Richard Stone was a Keynesian economist and pioneer in the development of systems of national accounting, for which he received the 1984 Nobel Prize in economics.
Stone is the author of Input-Output and National Accounts, and Mathematical Models of the Economy and Other Essays.
Richard Stone died on Dec. 6, 1991.
- Richard Stone was a Keynesian economist known as the "father of national income accounting."
- He earned the Nobel Prize in economics for standardizing national accounts based on double-entry accounting.
- Sir Richard Stone was honored with a knighthood by Queen Elizabeth II in 1978.
Early Life and Education
Richard Stone was born on Aug. 30, 1913, in London, England. He earned a degree in economics from Cambridge University in 1935. As a member of the Political Economy Club at King's College, Stone studied with economist John Maynard Keynes.
During World War II, he served as an economist for the Central Economic Information Service of the Offices of the War Cabinet. In 1945, Stone was appointed director of the department of applied economics at Cambridge University, where he remained as a professor until 1980.
Stone was the first economist to incorporate double-entry accounting into national accounts. Commonly referred to as balancing the books, this method requires every income item on a balance sheet to be offset by a corresponding expenditure.
As a member of the Central Economic Information Service of the Offices of the War Cabinet in 1940, Richard Stone assisted future Nobel Laureate James Meade in surveying the economic situation of the United Kingdom during World War II.
The pair developed the United Kingdom's first national accounting of economic statistics, detailing all government income and consumption. Under the guidance of John Maynard Keynes, their white paper, entitled "An Analysis of the Sources of War Finance and an Estimate of the National Income and Expenditure in 1938 and 1940," provided a framework that marked the beginning of a national account.
Richard Stone's method of measuring investment, government spending, and consumption at the national level helped define the System of National Accounts (SNA), the international standard for measuring a nation's economic activity. Since 1947, the SNA has been implemented globally and used by international organizations like the United Nations.
In 1962, Richard Stone co-founded the Cambridge Growth Project with Alan Brown. Using economic statistics and econometrics, the team created a comprehensive study of the British economy in the years following World War II.
At the Cambridge Growth Project, Stone and Brown standardized the use of a social accounting matrix (SAM), which represents the flow of all economic transactions that take place within an economy. It is a matrix representation of the national accounts for a given country and can be extended to include non-national accounting flows for an entire region.
In 1970, Stone became the chair of the Faculty Board of Economics and Politics at Cambridge University. He served as president of the Royal Economic Society from 1978 to 1980.
How Did Richard Stone Influence Global Accounting Standards?
Richard Stone helped define the System of National Accounts. Intended for use by all countries at all stages of economic development, the SNA provides a framework for calculating economic statistics and a method for managing national accounts.

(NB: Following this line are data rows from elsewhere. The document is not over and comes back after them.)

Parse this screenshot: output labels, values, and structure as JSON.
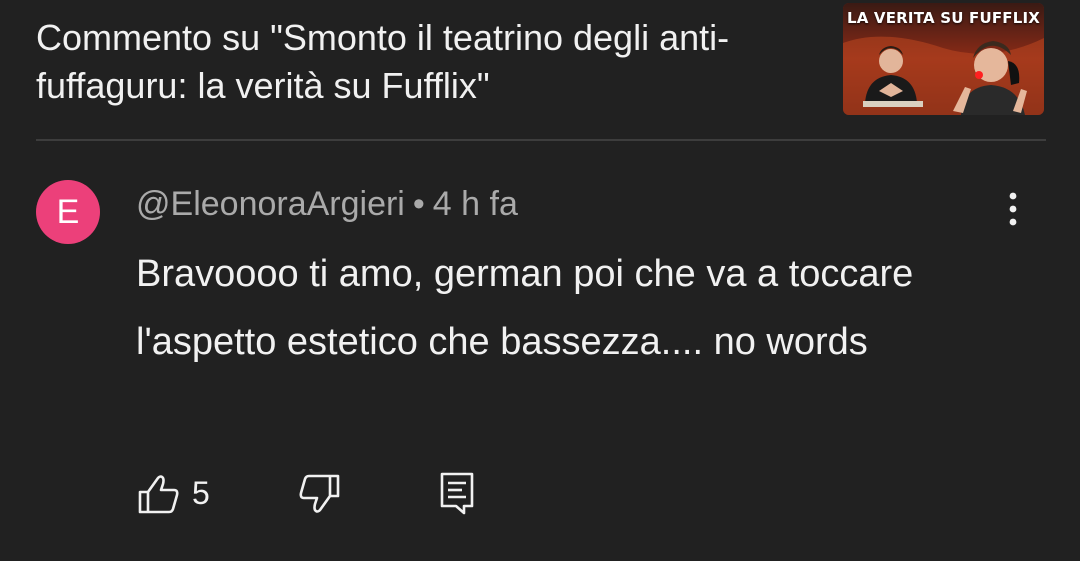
{
  "header": {
    "title": "Commento su \"Smonto il teatrino degli anti-fuffaguru: la verità su Fufflix\""
  },
  "thumbnail": {
    "overlay_text": "LA VERITA SU FUFFLIX"
  },
  "comment": {
    "avatar_letter": "E",
    "author": "@EleonoraArgieri",
    "separator": "•",
    "time": "4 h fa",
    "text": "Bravoooo ti amo, german poi che va a toccare l'aspetto estetico che bassezza.... no words",
    "like_count": "5"
  },
  "icons": {
    "menu": "more-vertical-icon",
    "like": "thumb-up-icon",
    "dislike": "thumb-down-icon",
    "reply": "reply-comment-icon"
  },
  "colors": {
    "background": "#212121",
    "avatar": "#ec407a",
    "text_primary": "#f1f1f1",
    "text_secondary": "#aaaaaa"
  }
}
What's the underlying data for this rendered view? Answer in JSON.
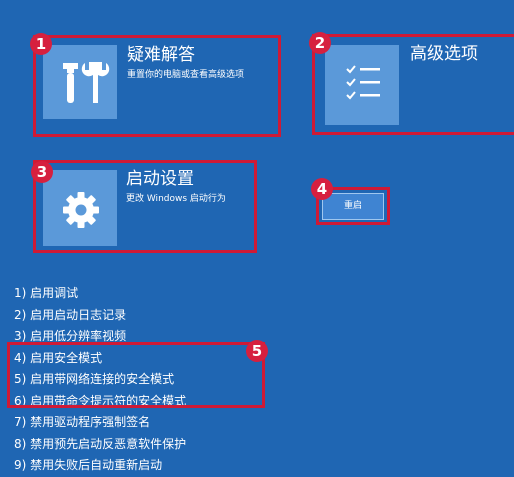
{
  "tiles": [
    {
      "badge": "1",
      "title": "疑难解答",
      "description": "重置你的电脑或查看高级选项",
      "icon": "tools-icon"
    },
    {
      "badge": "2",
      "title": "高级选项",
      "description": "",
      "icon": "checklist-icon"
    },
    {
      "badge": "3",
      "title": "启动设置",
      "description": "更改 Windows 启动行为",
      "icon": "gear-icon"
    }
  ],
  "restart": {
    "badge": "4",
    "label": "重启"
  },
  "options": {
    "badge": "5",
    "items": [
      "1) 启用调试",
      "2) 启用启动日志记录",
      "3) 启用低分辨率视频",
      "4) 启用安全模式",
      "5) 启用带网络连接的安全模式",
      "6) 启用带命令提示符的安全模式",
      "7) 禁用驱动程序强制签名",
      "8) 禁用预先启动反恶意软件保护",
      "9) 禁用失败后自动重新启动"
    ]
  },
  "colors": {
    "background": "#1f66b3",
    "tile": "#5b99d9",
    "highlight": "#cf1a36"
  }
}
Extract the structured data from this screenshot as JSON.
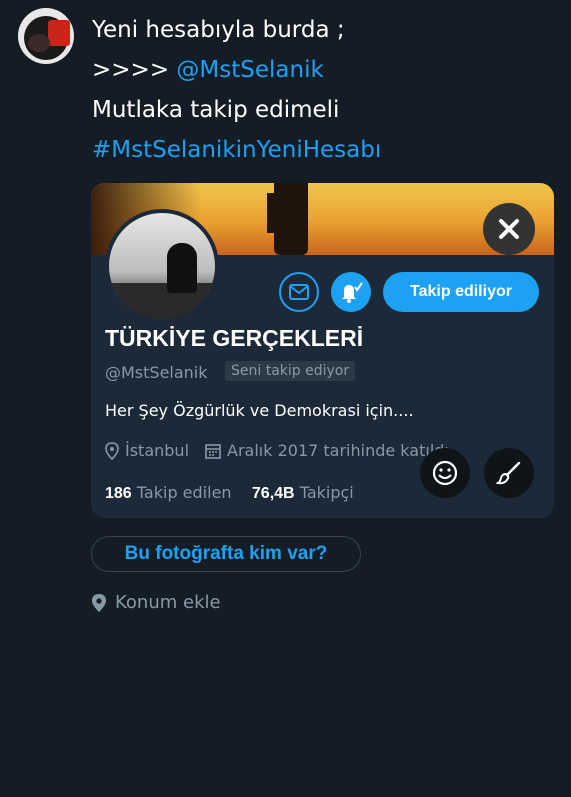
{
  "tweet": {
    "line1": "Yeni hesabıyla burda ;",
    "line2_prefix": ">>>> ",
    "line2_mention": "@MstSelanik",
    "line3": "Mutlaka takip edimeli",
    "line4_hashtag": "#MstSelanikinYeniHesabı"
  },
  "card": {
    "follow_label": "Takip ediliyor",
    "name": "TÜRKİYE GERÇEKLERİ",
    "handle": "@MstSelanik",
    "follows_you": "Seni takip ediyor",
    "bio": "Her Şey Özgürlük ve Demokrasi için....",
    "location": "İstanbul",
    "joined": "Aralık 2017 tarihinde katıldı",
    "following_count": "186",
    "following_label": "Takip edilen",
    "followers_count": "76,4B",
    "followers_label": "Takipçi"
  },
  "actions": {
    "tag_people": "Bu fotoğrafta kim var?",
    "add_location": "Konum ekle"
  },
  "colors": {
    "background": "#141d26",
    "accent": "#1da1f2",
    "card": "#1c2938",
    "muted": "#8899a6"
  },
  "icons": [
    "close-icon",
    "mail-icon",
    "bell-check-icon",
    "location-pin-icon",
    "calendar-icon",
    "smiley-icon",
    "brush-icon"
  ]
}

How Did Richard Stone's Statistical Work in the United Kingdom Influence Other Nations?
Richard Stone's Cambridge Growth Project studied the British economy using his Social Accounting Matrix (SAM), a matrix representation of the national accounts for the United Kingdom. However, this method translated globally and provided any nation with a snapshot of its economy using input-output analysis.
What Was Richard Stone's Publication "Trends?"
Richard Stone's first analyses of British economic conditions were detailed in Trends, a small London publication that Stone wrote regularly and early in his career. Stone covered topics like employment, output, consumption, retail trade, investment, and foreign trade.
The Bottom Line
Richard Stone's contribution to national income accounting reverberates globally today. His incorporation of the double-entry method created an international standard for nations and international businesses.